- [YOUR GOAL]:
Word for word, return every record that follows.

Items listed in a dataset
◇ ◇ ◇ ◇ ◇

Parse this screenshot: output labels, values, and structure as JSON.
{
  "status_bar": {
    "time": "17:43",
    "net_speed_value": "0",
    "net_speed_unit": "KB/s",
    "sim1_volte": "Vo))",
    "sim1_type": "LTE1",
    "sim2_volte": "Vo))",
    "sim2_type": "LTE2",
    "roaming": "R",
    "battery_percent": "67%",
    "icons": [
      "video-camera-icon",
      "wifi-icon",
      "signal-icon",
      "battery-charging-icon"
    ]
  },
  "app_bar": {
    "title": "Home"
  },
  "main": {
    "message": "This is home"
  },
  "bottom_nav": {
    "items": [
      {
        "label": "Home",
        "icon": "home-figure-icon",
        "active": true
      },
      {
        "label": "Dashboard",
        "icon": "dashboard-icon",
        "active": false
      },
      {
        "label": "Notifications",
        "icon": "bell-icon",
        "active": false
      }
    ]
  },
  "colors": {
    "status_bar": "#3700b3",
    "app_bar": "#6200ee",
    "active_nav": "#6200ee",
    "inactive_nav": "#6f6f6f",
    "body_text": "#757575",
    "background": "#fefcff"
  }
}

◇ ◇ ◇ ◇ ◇

- [RESPONSE BELOW]:
Parse this screenshot: output labels, values, and structure as JSON.
{
  "status_bar": {
    "time": "17:43",
    "net_speed_value": "0",
    "net_speed_unit": "KB/s",
    "sim1_volte": "Vo))",
    "sim1_type": "LTE1",
    "sim2_volte": "Vo))",
    "sim2_type": "LTE2",
    "roaming": "R",
    "battery_percent": "67%",
    "icons": [
      "video-camera-icon",
      "wifi-icon",
      "signal-icon",
      "battery-charging-icon"
    ]
  },
  "app_bar": {
    "title": "Home"
  },
  "main": {
    "message": "This is home"
  },
  "bottom_nav": {
    "items": [
      {
        "label": "Home",
        "icon": "home-figure-icon",
        "active": true
      },
      {
        "label": "Dashboard",
        "icon": "dashboard-icon",
        "active": false
      },
      {
        "label": "Notifications",
        "icon": "bell-icon",
        "active": false
      }
    ]
  },
  "colors": {
    "status_bar": "#3700b3",
    "app_bar": "#6200ee",
    "active_nav": "#6200ee",
    "inactive_nav": "#6f6f6f",
    "body_text": "#757575",
    "background": "#fefcff"
  }
}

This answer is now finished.